# chain rule for derivations

Off we go. So let $b:X\rightarrow Y$ be a function from $X$ to $Y$ endowed with as much structure as it needs to make sense of the question :) and $a:Y\rightarrow \mathbb R$ a function into the reals. Then $a\circ b$ is a function from $X$ into the reals. It is an element of the algebra $\mathcal A$ of functions on $X$. Let $D$ be a derivation on $\mathcal A$, i.e. it is a linear map satisfying the Leibniz rule. But how does it act on $a\circ b$? Or is there simply no general rule? The naive guess for the chain rule would be:
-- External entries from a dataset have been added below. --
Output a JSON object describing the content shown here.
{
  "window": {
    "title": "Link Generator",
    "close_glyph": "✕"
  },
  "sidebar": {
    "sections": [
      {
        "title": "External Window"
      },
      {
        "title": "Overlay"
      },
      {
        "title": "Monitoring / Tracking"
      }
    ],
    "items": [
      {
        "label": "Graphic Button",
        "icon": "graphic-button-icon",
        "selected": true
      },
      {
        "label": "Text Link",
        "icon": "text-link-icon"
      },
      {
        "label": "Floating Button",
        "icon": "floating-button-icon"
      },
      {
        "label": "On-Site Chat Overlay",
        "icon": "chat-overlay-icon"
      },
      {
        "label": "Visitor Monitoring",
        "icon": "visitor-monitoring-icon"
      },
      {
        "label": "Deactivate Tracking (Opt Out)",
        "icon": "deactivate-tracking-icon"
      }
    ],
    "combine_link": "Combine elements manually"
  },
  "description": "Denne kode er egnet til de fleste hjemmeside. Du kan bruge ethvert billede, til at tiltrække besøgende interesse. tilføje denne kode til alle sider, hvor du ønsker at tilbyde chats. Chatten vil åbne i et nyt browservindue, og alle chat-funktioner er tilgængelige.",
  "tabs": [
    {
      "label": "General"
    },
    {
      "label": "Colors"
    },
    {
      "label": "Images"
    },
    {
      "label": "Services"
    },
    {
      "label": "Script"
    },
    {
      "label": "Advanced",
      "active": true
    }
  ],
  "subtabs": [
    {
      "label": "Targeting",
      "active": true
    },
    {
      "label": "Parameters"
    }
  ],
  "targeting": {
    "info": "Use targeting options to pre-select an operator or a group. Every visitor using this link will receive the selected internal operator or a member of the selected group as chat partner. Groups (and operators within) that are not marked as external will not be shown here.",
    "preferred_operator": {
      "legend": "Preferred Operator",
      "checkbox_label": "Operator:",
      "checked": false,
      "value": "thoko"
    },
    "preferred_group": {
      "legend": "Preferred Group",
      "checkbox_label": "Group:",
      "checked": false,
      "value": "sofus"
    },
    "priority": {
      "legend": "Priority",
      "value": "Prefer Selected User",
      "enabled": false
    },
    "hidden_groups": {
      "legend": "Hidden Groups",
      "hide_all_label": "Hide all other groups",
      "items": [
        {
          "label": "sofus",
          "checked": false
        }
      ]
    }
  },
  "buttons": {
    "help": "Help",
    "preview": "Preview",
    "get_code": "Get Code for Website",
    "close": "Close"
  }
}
\begin{equation} D(a\circ b)=(D'a\circ b)\cdot D''(b) \end{equation} Where $D'a$ should be some sort of derivation on the algebra $A'$ of functions from $Y$ into $\mathbb R$. More worrying even is $D''(b)$ what is that supposed to be? Do those functions even have an algebra structure?

So unless we know what the derivations are on $A'$ and what $D''$ is, we can't say anything about the way $D$ acts on $(a\circ b)$?

Of course i have diff geo in mind, where $X$ and $Y$ are manifolds. In my case $Y=TM$ is the tangent bundle for some mfld $M$ and $X$ is actually the mfld $\mathbb R$ in my case. So very simple.

Thanks for reading. and looking forward to the moment where i notice the simplicity of the answer :)

• Leibniz with a B. Mar 7, 2015 at 4:04
• Have you considered a special case, like $a(x) = x^n$? Leibnitz' rule should give something. Mar 13, 2015 at 23:40